Simon Grump Takes Tom Hogg to Court — Miners Court, That Is

The novels of the Vigilante Quartet

The miners in the Grasshopper diggings formed the Bannack Mining District on July 28, 1862. In Alder Gulch, miners organized the Fairweather Mining District on May 26, 1863, and three other mining districts came into being by December 1863. First was the Nevada District next door and downstream from Fairweather, then the Junction District downstream from Nevada. A fourth, the Summit mining district organized upstream, near the headwaters of Alder Creek.

In mining districts, the miners’ meetings made the rules for the district, set the terms of lawsuits, and decided penalties and sentences for those found guilty in trials.

They made laws based on the necessity of the moment. Because placer mining depended on a plentiful supply of water to wash the gold out of the gravel, making sure each miner had enough water was most important. During spring runoff, the snow melted and filled the streams or overfilled them, water was plentiful.

Alder Creek in summer

Alder Creek in summer. (Photo courtesy of Bret Bouda)

Then came a period when the water supply was sufficient, but by August, water dwindled. In summer and early fall, sharing the limited water equally became especially important.

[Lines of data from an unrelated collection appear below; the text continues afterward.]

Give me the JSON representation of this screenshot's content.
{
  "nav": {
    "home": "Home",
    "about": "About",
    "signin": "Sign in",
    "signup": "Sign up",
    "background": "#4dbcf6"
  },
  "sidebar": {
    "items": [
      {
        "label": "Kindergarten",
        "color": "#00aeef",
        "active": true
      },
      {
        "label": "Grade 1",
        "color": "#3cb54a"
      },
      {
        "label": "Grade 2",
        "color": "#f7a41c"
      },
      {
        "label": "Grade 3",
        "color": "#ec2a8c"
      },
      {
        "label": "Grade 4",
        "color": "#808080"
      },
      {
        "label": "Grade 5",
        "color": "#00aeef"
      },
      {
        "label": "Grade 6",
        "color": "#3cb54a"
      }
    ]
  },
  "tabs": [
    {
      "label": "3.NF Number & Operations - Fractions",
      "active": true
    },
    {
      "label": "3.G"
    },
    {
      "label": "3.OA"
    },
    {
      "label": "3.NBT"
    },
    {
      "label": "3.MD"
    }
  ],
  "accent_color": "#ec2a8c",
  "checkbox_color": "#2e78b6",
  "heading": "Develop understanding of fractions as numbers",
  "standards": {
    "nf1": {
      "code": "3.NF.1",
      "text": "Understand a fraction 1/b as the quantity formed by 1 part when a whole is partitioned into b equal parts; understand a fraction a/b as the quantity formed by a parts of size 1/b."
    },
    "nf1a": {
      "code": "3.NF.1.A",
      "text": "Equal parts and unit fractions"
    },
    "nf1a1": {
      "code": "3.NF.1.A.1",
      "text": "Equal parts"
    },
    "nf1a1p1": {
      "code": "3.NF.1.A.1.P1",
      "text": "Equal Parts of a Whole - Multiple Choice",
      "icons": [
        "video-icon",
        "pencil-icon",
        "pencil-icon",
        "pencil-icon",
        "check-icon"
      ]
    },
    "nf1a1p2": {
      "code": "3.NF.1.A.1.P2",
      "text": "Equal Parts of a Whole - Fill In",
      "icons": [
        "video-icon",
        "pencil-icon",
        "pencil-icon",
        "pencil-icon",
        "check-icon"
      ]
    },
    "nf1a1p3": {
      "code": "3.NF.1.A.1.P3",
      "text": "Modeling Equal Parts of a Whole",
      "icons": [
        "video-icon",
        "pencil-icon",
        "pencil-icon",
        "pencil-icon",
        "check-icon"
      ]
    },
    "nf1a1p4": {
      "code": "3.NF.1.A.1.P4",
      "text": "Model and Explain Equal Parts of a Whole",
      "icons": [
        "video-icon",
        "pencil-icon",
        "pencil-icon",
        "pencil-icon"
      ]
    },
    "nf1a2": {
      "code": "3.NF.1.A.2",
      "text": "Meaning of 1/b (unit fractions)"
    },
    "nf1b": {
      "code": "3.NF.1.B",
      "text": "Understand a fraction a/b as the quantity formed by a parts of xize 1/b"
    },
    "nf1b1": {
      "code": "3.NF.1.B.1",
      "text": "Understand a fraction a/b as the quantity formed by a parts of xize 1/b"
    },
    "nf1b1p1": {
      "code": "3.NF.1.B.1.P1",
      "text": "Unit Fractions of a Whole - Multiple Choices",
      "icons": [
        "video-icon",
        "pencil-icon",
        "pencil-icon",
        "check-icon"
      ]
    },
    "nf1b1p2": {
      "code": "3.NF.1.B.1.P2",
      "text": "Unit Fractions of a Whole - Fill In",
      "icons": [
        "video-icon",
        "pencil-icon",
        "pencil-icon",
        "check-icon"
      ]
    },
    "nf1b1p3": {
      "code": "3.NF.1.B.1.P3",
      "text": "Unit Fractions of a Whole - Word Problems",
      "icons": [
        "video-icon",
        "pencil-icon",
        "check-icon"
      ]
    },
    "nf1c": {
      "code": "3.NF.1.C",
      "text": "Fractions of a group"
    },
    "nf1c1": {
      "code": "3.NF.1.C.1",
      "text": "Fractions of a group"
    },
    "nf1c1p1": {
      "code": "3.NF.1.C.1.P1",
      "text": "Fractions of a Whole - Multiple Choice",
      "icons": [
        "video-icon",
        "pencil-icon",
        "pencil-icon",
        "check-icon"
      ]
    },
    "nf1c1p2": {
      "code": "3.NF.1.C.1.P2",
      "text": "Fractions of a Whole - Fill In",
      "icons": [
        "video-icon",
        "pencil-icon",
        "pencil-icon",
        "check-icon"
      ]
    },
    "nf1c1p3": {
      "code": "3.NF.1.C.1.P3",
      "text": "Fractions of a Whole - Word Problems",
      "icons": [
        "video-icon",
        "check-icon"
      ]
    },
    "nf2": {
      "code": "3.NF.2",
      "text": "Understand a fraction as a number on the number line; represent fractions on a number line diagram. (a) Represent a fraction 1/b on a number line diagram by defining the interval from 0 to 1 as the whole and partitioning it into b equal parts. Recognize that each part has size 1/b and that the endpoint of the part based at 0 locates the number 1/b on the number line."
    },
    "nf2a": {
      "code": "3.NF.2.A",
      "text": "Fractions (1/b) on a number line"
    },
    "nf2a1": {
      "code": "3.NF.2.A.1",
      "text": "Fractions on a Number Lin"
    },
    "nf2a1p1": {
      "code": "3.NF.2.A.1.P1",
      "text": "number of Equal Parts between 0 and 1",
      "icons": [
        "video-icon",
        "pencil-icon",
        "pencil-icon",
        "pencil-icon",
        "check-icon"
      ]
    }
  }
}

In the Fairweather District, miners meetings hammered out agreements on the width of the sluice each claim could use. (The sluice carried water to wash the dirt away from the gold.) A violation meant someone was using more water than allowed, and deprived his downstream neighbors. Likewise, if a miner sued a neighbor for encroaching on his claim, the designated officer would measure both claims to be sure each man had the proper boundaries.

It was the season of low water. Simon Grump thought his neighbor, Tom Hogg, was using a 10-1/2″ sluice when the rules only allowed 10″.

Abandoned mine shaft on the bank of Alder Creek

Abandoned mine shaft on the bank of Alder Creek. (Photo courtesy of Bret Bouda)

Simon called on Dr. G. Gaylord Bissell, the judge of the Fairweather District, and told him he wanted to file a suit against Tom. Dr. Bissell summoned the sheriff to post notices around Virginia City calling for a miners meeting, with the date and time.

Not all miners chose to attend, but when the meeting began, more than 100 men came to watch the fun. Among them were the friends of Tom Hogg. Simon Grump didn’t have many friends because he was, well, a grump. When the meeting opened, the judge declared that they wouldn’t know the truth until they had seen for themselves. Everyone saw the sense in that, so Judge Bissell and the sheriff’s deputy went with the plaintiff and the defendant to Tom’s claim to measure the sluice that routed water from Alder Creek through his claim. After measuring as carefully as they knew how, Judge Bissell announced to the crowd of miners who had trailed along that the sluice measured 9-3/4 inches.

Then he called for the question. “Is Tom Hogg guilty or not guilty?”

By now the trial had acquired more onlookers. The new men didn’t know what it was all about, but they chimed in with their opinions all the same. Some shouted, “Guilty!” But more men shouted, “Not guilty!”

So Tom Hogg went free, but Simon Grump lost. The “jury” awarded damages in the amount of $50 to Tom Hogg as punishment to Grump for trying to besmirch his good name and causing him to lose three hours of daylight when he could have been working. For inconveniencing the court, the jury of miners voted a hefty fine, $100. all told, $150 was six weeks’ wages for a working man, which meant that Grump, being cash poor, had to sell his mule, saddle, and bridle to pay the fine.

Although this account is fictional, it’s based on accounts of genuine miners court trials. These trials had several characteristics that cause us to shake our heads. They probably caused lawyers like Wilbur Sanders and judges like his uncle Sidney Edgerton to shake his head, too. (Edgerton was the Chief Justice of Idaho who later became Montana Territory’s first governor.)

1. Anyone could attend the trial and be on the “jury,” called the “jury of the whole.”
2. There was no requirement to hear all of the evidence or be present for the entire proceedings.
3. Anyone could vote on the verdict most of the time. There no requirement for sobriety.
4. A knowledge of the law was not a requirement for a judge or an advocate. If a defendant or a plaintiff did not like lawyers, he didn’t have to hire one. Educated men were respected, however, and because doctors were among the most educated, they frequently were elected to positions of leadership. Dr. Bissell in the Fairweather district and Dr. Don Byam in the Nevada district were two notable examples.
5. Sometimes the miners court opted for a formal jury of 12 men. In the case of the Ives trial, Wilbur Sanders had the bright idea of a formal “advisory” jury consisting of 24 men, 12 from the Junction district and 12 from the Nevada District (which shared jurisdiction) to come up with the verdict. The jury of the whole would then vote.
6. A mining district was like a small country with its own laws and jurisdiction. You’ll see how this played out in the George Ives trial.

Before then, another miners court trial in June of 1863 stayed in men’s minds and influenced future events.

Next: The Dillingham Trial